Winter Warmer ales are like gingerbread and cognac wrapped up in a beer. Start with a good-tasting beer foundation, add some spice on top, and finish with some alcoholic warmth. This recipe clocks in at around 8.7% ABV.
Note: The recipe below is for extract brewing a 5.5-gallon batch. For an all-grain alternative, substitute 16 pounds of pale 2-row malt (such as Golden Promise or Maris Otter) for the pale ale LME. You can add the specialty grains to the mash, or steep them as you would for the extract version. Mash at 152°F. Sparge and lauter the mash into the kettle and bring to a boil, then proceed to step 4 below.
- Wyeast 1028 London Ale
- Steeping Grains
- 12 ounces Crystal 120°L
- 8 ounces Crystal 40°L
- 4 ounces chocolate malt

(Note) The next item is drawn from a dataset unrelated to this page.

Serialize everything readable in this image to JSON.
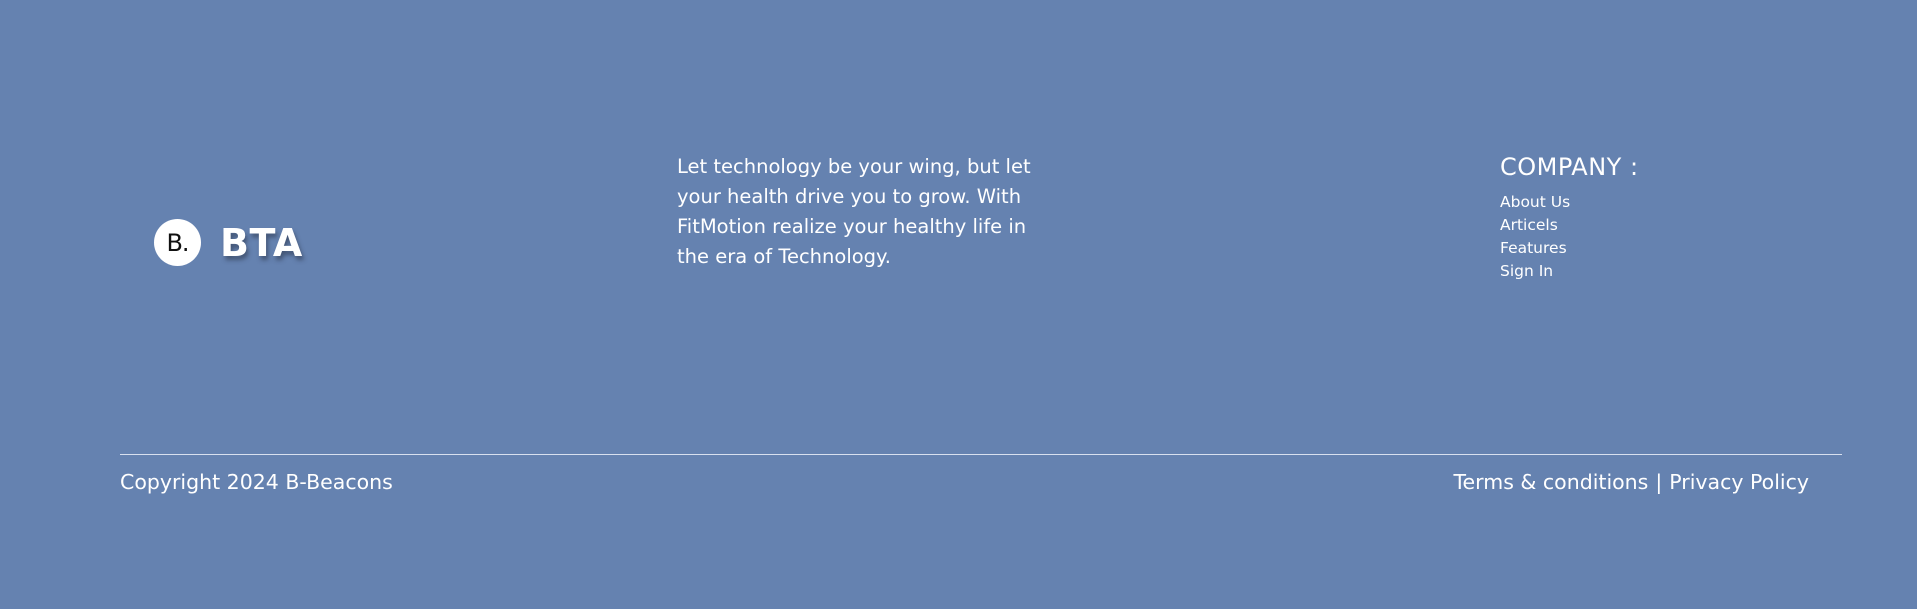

- 4 ounces black patent malt
- 12.5 pounds pale ale liquid malt extract (LME)
- 1/2 cup molasses (optional), not blackstrap
- 1 ounce Magnum 15% AA for 60 minutes
- 1/2 teaspoon cinnamon for 1 minute
- 1/2 teaspoon ground ginger for 1 minute
- 1/8 teaspoon ground cardamom for 1 minute
- 1/8 teaspoon ground nutmeg for 1 minute
One day before brew day, make a starter with your yeast.
Heat 1 gallon of water to 170°F. Remove from heat and add steeping grains to the water, contained in a mesh bag. Cover and let steep for 1 hour, then discard the malt.
Bring 3 gallons water to a boil. Add steeping tea from Step 2. Slowly add extract and molasses, if using, stirring. Add enough water to reach a total of 7 gallons. Bring to a boil on high heat.
When you reach a boil, start a countdown timer for 90 minutes. Add hops quantities at 60 minutes left and spices at 1 minute left.
At the end of 90 minutes, remove from heat. Cool the wort to below 70°F with an ice bath or a wort chiller. Remember to keep things sanitary for every stage after the boil.
Transfer the wort to a sanitized fermentation bucket or carboy. Add an airlock and cool to 62°F. Also cool the yeast starter to 62°F.
Once the wort reaches 62°F, aerate the wort and pitch the yeast.
Let the beer temperature rise to 68°F, hold there at least three days, then let it rise as high as 74°F until fermentation is complete.